While she had put time, thought and effort into coming up with her list, I am unable to do that.

My PTSD has me always in the present.

So when people are getting ready to leave a place, I can’t think that I should start my car with the remote I finally have for it to warm it up because I’m too focused on if we are going to hug goodbye and that I have to be ready for it if we are, because I have to make sure you like me and I’m doing this socializing thing correctly.
That literally just happened to me.

Like in my last post, I said it is really hard for me to think ahead because I’m so caught up in that silly old fight or flight nonsense every waking moment of the day. It’s also difficult for me to think back to anything (say, like thinking about Siobhan asking me to think of ways PTSD is good). I wouldn’t dream that was possible, until I read her post.

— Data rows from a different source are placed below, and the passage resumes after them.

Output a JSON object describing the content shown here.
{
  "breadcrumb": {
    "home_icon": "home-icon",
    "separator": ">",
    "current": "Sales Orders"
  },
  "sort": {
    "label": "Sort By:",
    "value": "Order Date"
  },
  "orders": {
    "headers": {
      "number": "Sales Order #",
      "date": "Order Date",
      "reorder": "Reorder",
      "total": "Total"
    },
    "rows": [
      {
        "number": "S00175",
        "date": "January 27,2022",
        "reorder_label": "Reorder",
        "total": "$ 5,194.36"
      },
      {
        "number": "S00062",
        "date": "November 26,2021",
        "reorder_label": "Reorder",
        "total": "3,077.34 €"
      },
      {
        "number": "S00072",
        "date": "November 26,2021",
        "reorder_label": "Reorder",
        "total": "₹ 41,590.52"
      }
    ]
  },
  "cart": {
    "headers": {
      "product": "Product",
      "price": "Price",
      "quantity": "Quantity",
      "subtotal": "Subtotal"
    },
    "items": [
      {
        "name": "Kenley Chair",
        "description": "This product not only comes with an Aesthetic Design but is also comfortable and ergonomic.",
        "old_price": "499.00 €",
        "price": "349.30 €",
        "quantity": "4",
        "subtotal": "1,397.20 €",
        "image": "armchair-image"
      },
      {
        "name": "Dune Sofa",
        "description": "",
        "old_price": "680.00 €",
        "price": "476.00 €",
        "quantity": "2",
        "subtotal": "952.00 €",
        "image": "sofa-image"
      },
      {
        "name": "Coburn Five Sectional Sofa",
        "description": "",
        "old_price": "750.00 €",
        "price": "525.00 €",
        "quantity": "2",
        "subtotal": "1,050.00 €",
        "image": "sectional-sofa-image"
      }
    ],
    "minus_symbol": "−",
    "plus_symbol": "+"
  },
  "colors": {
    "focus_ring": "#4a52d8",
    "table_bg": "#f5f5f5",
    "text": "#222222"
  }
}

choose to become

So, I’m giving it a shot. Here goes:

  1. I am always present for my kitties. I know exactly how they are feeling (and if they are about to strike, like my older cat constantly does), and how many dots are on their nose at all times.
  2. I know what is wrong with me at all times. This one’s handy for building up my ability to get my needs met. I always know when I am uncomfortable and should ask for something to be different. Whether I do or not is completely up to me.
  3. I always know that there is not a person hiding in my backseat. I check pretty much every time I get in my vehicle. You know, whenever someone could be hiding back there.
  4. I have a severe empathy for other people. I know what it feels like to be broken, to be lost, to be scared and to feel alone. I can make that space for you and tell you I understand.
  5. am a caretaker to the hurt. I am the friend that will support you, that will cheer you up when you are sad, mad, upset, whatever. I am always aware of every little change in energy, and now, I know that that energy is not always being sent my way, and I can help people out of it.
  6. I have been a survivor for a really long time. I can show you how I got out of that when everything seemed insurmountable and every emotion seemed too hard to feel.
  7. I know who to watch out for. I can tell a change in tone in an instant. I know when someone is about to get loud and aggressive. I do not play that shit, and I do not allow my friends to deal with it either.
  8. I love the shit out of fun. I went through so many years being depressed and laying in bed watching TV. Now, I will go pretty much anywhere for a good time, and I bring the good time with me. It will not be dull around me. As you can see from our first blog post, #nofilter.
  9. I have suffered almost all there is to suffer. I have seen jails, mental institutions and rehabs, and I’ve never been in them. I’ve experienced the loss of both my parents. I have had crippling anxiety and depression and alcoholism and sex addiction and, and, and. My worst circumstances were as a child. There is no stopping me. It is only up from here.
  10. I go to great lengths and have big dreams. I have seen the depths of human emotion. I will stop at nothing to see the brightest of them. I will be a traveling editor. Watch me.
  11. I even have a bonus one! I go hardcore at my spirituality. I never stop growing, learning about myself and how I can become a better human to myself and the people around me. And this might be the best gift I have ever gotten!

healing